NASCAR makes changes to knockout qualifying procedure

NASCAR has made changes to the knockout qualifying procedure to put an end to cool down laps and increase safety on the track.

Todd Warshaw/NASCAR via Getty Images

Just days after many drivers expressed concerns over NASCAR’s new knockout qualifying procedure, the sanctioning body announced it has made a number of changes with an eye toward safety.

Starting this weekend in Bristol Motor Speedway, teams will be allowed one cool down unit which will be connected through the hood flap on either the left or right side of the car. Teams will not be allowed to open the hood of the car, nor will they be allowed to plug in a generator. There will be two crew members allowed over the wall to "support the car and driver."

"The qualifying is new to all of us and as we have said over the past several weeks, we are looking at it from all aspects," said Robin Pemberton, NASCAR vice president of competition and racing development. "Following discussions, both internally and with others in the garage area, we moved quickly to make a few revisions that will be effective starting with our two national series events at Bristol Motor Speedway this weekend. We believe this will only enhance and improve what has demonstrated to be an exciting form of qualifying for our fans, competitors and others involved with the sport. Moving forward we will continue to look at it and address anything else that we may need to as the season unfolds."

During this past weekend’s qualifying session at Las Vegas Motor Speedway, many drivers were outspoken about the dangers of slow cars riding around to cool their engines in preparation for another qualifying run.

"The biggest thing that disturbed me about the whole deal are the policies on qualifying," Brian Vickers said following his qualifying run at Las Vegas Motor Speedway. "We don’t have impact data on 170-180 mph differential impacts. If I hit someone with those speed discrepancies, that’s going to be really bad for everyone. Unquestionably, it’s more exciting for the fans. It’s fun, interesting, but there are some things that have to take place.

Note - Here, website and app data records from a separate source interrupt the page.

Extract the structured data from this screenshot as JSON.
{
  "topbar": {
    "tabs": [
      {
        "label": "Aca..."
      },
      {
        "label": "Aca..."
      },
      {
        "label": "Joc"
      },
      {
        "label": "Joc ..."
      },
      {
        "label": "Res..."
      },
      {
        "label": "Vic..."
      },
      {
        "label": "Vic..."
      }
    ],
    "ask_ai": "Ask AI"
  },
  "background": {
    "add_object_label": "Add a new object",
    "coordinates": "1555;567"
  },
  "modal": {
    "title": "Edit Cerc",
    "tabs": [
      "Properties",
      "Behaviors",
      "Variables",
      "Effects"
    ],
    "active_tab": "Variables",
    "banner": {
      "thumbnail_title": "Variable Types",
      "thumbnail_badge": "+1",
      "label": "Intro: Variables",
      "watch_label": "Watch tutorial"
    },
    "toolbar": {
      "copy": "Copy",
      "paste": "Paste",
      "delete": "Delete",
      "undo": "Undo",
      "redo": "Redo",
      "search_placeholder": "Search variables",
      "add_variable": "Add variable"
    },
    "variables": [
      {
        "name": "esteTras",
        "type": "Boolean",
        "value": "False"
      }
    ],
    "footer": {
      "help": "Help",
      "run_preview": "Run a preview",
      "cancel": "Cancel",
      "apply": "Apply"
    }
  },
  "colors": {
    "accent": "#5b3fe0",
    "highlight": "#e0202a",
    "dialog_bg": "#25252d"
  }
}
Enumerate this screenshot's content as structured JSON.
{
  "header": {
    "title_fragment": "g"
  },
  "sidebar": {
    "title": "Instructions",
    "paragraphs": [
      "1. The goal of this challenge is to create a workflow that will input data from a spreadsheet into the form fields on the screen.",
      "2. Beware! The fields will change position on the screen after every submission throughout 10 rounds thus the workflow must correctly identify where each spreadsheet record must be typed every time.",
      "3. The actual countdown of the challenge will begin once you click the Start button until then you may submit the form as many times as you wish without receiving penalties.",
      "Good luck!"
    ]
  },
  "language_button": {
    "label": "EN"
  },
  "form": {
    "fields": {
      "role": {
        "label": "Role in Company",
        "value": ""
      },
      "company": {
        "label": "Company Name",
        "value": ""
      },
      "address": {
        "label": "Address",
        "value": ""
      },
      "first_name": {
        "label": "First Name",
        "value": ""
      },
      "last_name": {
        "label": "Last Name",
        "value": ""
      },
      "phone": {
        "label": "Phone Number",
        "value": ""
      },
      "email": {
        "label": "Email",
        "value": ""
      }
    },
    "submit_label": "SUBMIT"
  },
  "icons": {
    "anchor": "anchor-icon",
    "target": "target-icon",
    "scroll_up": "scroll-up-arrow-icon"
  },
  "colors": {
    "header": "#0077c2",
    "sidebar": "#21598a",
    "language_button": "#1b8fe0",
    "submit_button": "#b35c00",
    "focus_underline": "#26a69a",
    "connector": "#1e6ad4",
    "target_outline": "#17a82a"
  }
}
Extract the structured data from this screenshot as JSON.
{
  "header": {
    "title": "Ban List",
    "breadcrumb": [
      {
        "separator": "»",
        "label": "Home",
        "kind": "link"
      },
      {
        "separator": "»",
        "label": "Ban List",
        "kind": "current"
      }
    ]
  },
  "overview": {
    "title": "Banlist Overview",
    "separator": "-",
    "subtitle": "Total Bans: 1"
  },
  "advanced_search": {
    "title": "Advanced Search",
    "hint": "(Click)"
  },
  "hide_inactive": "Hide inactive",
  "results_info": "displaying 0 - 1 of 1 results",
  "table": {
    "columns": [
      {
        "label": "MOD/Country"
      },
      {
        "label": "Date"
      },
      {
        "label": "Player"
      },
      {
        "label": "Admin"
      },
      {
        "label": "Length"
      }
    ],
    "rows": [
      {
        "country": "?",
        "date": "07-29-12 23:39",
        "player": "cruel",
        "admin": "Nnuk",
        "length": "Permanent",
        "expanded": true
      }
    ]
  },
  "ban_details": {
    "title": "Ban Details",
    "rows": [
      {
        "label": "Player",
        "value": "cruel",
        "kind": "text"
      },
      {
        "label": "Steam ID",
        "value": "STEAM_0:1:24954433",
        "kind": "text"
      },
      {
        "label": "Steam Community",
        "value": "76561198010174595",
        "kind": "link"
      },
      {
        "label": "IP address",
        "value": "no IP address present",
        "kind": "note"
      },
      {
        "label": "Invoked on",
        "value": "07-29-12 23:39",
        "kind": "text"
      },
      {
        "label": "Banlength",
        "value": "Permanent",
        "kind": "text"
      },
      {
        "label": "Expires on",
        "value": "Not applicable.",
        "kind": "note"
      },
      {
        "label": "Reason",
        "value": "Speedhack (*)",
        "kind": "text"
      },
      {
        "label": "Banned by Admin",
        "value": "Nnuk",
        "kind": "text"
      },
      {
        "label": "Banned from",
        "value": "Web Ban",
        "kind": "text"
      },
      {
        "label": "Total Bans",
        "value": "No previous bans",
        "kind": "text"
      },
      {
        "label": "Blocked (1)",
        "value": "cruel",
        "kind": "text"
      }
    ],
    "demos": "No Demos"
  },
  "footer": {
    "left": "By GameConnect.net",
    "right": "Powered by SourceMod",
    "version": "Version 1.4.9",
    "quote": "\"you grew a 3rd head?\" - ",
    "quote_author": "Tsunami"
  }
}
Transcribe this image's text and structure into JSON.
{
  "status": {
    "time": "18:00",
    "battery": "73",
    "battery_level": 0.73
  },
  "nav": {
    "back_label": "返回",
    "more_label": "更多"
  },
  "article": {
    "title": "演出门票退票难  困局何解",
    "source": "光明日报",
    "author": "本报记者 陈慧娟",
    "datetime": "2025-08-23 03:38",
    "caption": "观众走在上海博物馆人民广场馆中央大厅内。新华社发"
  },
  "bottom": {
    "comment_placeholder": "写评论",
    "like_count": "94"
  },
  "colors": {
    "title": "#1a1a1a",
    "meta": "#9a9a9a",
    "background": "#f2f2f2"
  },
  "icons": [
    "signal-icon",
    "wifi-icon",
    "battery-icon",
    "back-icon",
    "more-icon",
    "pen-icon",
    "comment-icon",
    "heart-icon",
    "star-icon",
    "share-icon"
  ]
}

That’s the most dangerous thing I’ve ever done in a race car."

Thanks to the moves made by NASCAR on Tuesday, Vickers’ concern – and that of many fellow drivers – will be a thing of the past. 

For the latest on the changes to the knockout-qualifying format, watch Wednesday’€™s edition of NASCAR Race Hub at noon ET on FOX Sports 1.